──────── Available data

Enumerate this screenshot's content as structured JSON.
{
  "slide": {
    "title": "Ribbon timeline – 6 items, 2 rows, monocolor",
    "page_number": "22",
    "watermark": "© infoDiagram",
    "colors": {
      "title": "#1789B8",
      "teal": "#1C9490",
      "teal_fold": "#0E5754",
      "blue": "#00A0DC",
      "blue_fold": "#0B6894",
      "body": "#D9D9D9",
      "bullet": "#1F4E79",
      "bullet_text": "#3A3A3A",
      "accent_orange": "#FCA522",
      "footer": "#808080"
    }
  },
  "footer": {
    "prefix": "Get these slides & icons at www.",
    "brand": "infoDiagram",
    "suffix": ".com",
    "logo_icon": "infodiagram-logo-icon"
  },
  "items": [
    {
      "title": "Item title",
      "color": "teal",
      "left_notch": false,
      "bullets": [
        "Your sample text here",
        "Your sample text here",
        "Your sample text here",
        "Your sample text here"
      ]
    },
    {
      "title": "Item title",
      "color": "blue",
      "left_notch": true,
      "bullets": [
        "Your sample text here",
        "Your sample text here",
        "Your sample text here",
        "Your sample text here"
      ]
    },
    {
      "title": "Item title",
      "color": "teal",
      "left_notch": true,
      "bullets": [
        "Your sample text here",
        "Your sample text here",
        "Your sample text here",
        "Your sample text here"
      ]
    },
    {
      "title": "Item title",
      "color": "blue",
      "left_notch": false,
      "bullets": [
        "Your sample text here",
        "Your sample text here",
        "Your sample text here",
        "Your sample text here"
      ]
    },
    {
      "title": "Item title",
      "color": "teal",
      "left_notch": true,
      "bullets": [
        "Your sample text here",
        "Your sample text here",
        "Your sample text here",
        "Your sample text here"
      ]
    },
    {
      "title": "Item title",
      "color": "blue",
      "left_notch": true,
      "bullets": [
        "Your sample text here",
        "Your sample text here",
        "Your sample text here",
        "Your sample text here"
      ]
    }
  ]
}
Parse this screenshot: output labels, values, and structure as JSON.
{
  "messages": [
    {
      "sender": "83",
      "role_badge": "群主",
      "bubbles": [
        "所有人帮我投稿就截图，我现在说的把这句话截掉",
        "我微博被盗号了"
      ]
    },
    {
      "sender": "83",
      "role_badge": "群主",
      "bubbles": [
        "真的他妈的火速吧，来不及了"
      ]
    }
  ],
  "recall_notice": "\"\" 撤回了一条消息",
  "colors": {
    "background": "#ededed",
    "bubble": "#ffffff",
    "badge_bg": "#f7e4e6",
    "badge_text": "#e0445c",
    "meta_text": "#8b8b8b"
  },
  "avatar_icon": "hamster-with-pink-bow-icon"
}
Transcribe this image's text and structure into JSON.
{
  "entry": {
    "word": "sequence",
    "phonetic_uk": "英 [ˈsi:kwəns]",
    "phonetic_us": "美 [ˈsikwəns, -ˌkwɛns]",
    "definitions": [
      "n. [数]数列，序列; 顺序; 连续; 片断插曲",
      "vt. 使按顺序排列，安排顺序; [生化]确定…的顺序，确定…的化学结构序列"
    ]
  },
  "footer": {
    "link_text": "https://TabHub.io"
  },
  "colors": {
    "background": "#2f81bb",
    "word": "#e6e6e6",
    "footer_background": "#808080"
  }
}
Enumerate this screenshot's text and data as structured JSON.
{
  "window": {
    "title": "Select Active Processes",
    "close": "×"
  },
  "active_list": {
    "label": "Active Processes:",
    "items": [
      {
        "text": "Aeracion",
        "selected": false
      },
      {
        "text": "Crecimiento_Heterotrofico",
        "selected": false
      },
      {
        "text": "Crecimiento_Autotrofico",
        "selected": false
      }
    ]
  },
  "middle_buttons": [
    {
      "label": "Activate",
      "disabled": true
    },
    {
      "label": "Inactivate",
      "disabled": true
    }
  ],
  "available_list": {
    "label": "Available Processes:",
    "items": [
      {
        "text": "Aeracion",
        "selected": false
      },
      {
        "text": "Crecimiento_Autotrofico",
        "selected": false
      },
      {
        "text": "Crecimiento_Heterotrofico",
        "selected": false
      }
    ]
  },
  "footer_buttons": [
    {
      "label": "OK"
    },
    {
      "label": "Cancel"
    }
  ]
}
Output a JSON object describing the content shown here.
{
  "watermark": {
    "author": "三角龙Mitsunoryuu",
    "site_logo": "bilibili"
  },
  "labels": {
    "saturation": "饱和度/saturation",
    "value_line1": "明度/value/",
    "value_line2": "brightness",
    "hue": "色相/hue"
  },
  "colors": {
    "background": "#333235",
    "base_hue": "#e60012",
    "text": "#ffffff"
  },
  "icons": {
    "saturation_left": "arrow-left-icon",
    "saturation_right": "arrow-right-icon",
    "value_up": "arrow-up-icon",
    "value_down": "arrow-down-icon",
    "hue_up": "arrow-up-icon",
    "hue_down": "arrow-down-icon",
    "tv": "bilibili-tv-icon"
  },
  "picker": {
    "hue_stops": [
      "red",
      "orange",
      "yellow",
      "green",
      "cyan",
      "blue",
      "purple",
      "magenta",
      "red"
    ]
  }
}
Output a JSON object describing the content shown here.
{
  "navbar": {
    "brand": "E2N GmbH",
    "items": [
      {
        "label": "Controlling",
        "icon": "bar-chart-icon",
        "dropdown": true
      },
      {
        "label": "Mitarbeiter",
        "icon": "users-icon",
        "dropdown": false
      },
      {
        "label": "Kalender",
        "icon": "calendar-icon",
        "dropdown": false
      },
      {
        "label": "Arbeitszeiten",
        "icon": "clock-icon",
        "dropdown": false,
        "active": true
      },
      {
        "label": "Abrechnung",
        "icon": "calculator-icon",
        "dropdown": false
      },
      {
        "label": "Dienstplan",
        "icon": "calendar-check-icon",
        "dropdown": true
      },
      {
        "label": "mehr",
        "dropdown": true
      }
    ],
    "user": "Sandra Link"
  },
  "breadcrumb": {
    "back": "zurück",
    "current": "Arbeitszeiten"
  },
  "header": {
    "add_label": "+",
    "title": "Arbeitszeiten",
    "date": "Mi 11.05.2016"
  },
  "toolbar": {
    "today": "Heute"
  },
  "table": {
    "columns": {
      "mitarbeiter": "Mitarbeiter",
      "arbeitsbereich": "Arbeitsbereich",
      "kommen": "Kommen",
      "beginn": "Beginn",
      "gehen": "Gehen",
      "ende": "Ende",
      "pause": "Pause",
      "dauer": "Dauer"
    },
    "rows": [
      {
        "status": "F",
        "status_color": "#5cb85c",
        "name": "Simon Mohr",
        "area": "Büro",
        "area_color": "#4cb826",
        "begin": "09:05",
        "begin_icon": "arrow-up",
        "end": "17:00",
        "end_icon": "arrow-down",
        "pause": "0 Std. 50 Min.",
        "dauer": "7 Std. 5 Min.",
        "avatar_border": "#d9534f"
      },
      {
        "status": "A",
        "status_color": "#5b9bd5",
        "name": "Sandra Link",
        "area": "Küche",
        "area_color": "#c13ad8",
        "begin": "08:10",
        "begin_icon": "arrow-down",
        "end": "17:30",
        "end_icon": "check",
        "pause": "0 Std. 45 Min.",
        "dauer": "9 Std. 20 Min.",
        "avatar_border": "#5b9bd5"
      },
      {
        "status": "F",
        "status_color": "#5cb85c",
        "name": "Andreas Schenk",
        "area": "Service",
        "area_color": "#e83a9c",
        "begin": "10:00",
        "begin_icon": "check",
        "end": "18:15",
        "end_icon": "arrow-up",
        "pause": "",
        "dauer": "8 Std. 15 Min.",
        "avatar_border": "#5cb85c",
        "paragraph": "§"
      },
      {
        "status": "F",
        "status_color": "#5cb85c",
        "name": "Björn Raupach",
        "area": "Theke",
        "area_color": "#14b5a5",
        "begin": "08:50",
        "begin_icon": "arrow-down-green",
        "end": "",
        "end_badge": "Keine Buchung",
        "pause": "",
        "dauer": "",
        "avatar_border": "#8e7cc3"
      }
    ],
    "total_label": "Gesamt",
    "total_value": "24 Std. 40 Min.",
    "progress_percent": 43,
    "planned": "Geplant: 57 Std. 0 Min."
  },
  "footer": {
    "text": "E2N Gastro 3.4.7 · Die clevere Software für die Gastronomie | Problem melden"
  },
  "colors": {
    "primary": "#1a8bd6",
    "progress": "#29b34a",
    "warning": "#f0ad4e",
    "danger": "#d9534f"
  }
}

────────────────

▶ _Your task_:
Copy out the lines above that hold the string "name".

▶ _Solution below_:
        "name": "Simon Mohr",
        "name": "Sandra Link",
        "name": "Andreas Schenk",
        "name": "Björn Raupach",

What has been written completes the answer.